Psychologist’s stress management training inspires a book for war veterans


Gayle Rozantine MA ’90, founder of the Center for Health and Well-Being in Savannah, Ga., is putting her psychology degree to work making a difference in the lives of others.

Rozantine’s own situation in pursuing a master’s degree at WCU prompted a professional focus: 43 and out of the classroom for two decades, she was making a long commute from Flat Rock and juggling parenthood and academics. “I was under a great deal of stress, so I chose stress management training as a project for my class in behavioral modification,” she said.

Rozantine earned a doctorate in clinical psychology from the University of Tennessee in 1995 and gained professional experience as a clinical fellow in behavioral medicine after moving to Georgia. “My career in psychology was directly affected by the training I received at WCU,” she said. “The program was academically rigorous and provided a sound foundation for my further studies.”
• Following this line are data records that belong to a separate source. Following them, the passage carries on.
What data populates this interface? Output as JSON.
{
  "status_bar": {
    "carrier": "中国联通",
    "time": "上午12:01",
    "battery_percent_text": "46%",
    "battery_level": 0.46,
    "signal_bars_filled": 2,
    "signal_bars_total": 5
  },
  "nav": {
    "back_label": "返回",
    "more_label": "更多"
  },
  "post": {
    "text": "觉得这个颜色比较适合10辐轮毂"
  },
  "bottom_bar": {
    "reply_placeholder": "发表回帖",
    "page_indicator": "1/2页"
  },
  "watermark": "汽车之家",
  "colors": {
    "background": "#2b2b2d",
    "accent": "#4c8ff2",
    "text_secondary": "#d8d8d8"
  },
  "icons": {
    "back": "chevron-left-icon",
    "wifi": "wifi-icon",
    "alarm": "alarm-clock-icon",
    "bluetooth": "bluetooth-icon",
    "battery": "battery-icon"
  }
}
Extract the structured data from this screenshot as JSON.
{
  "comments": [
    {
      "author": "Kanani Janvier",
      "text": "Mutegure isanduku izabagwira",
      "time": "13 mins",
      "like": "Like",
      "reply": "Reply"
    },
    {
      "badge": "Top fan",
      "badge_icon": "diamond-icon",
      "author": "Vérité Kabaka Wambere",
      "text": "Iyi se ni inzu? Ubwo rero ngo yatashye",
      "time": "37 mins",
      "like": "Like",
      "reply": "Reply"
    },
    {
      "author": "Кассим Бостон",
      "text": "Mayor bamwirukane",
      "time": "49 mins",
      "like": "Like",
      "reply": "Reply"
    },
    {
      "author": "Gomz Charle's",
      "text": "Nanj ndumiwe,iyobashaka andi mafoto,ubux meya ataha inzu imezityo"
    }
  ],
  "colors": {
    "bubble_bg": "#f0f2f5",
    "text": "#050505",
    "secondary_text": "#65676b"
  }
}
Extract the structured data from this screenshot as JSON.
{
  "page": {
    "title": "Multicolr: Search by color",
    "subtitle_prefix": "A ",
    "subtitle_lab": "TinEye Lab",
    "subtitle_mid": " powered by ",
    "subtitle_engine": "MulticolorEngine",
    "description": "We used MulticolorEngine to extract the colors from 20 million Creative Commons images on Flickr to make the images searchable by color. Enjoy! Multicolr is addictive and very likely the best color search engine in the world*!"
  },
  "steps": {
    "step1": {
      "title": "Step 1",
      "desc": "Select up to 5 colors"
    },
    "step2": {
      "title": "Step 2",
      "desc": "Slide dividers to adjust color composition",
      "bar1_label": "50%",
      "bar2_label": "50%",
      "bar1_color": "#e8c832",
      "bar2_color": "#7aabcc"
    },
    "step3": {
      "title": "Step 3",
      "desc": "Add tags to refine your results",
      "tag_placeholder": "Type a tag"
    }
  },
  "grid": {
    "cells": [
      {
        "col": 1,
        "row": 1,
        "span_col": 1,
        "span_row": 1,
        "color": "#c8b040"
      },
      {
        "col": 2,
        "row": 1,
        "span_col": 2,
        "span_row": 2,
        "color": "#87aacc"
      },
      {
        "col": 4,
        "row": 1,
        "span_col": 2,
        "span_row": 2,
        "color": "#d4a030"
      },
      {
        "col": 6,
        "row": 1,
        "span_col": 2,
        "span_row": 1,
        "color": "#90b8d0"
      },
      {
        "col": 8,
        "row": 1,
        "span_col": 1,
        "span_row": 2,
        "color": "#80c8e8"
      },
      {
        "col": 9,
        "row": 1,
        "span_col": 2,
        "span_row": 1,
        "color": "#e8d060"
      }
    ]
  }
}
Throughout her career, she has treated numerous war veterans who suffer from the long-term effects of their involvement in battle. She vividly remembers an encounter with a Vietnam War veteran afflicted with post-traumatic stress disorder. “His first words were, ‘You’ve got to help me, doc. I’ve lost my mind,’” she said. “We worked for several months to help him recover. He thanked me for helping him make sense of this terrifying and confusing experience.” Her recently published book, “At Ease, Soldier! How to Leave the War Downrange and Feel at Home Again,” aims to reach military veterans and personnel traumatized by wartime experiences. Rozantine also has written a clinician’s guide for using the book in therapeutic settings.

“I enjoy empowering people – teaching them new coping strategies and helping them make meaning of the challenges they face,” Rozantine said. “My training in health psychology has taught me about the negative effects of stress on mental and physical health. I want to provide a comforting environment in which patients can talk about uncomfortable subjects.”

Erik Freitas ’11 majored in English, with a concentration in professional writing, and was an intern in the Office of Public Relations in spring 2011.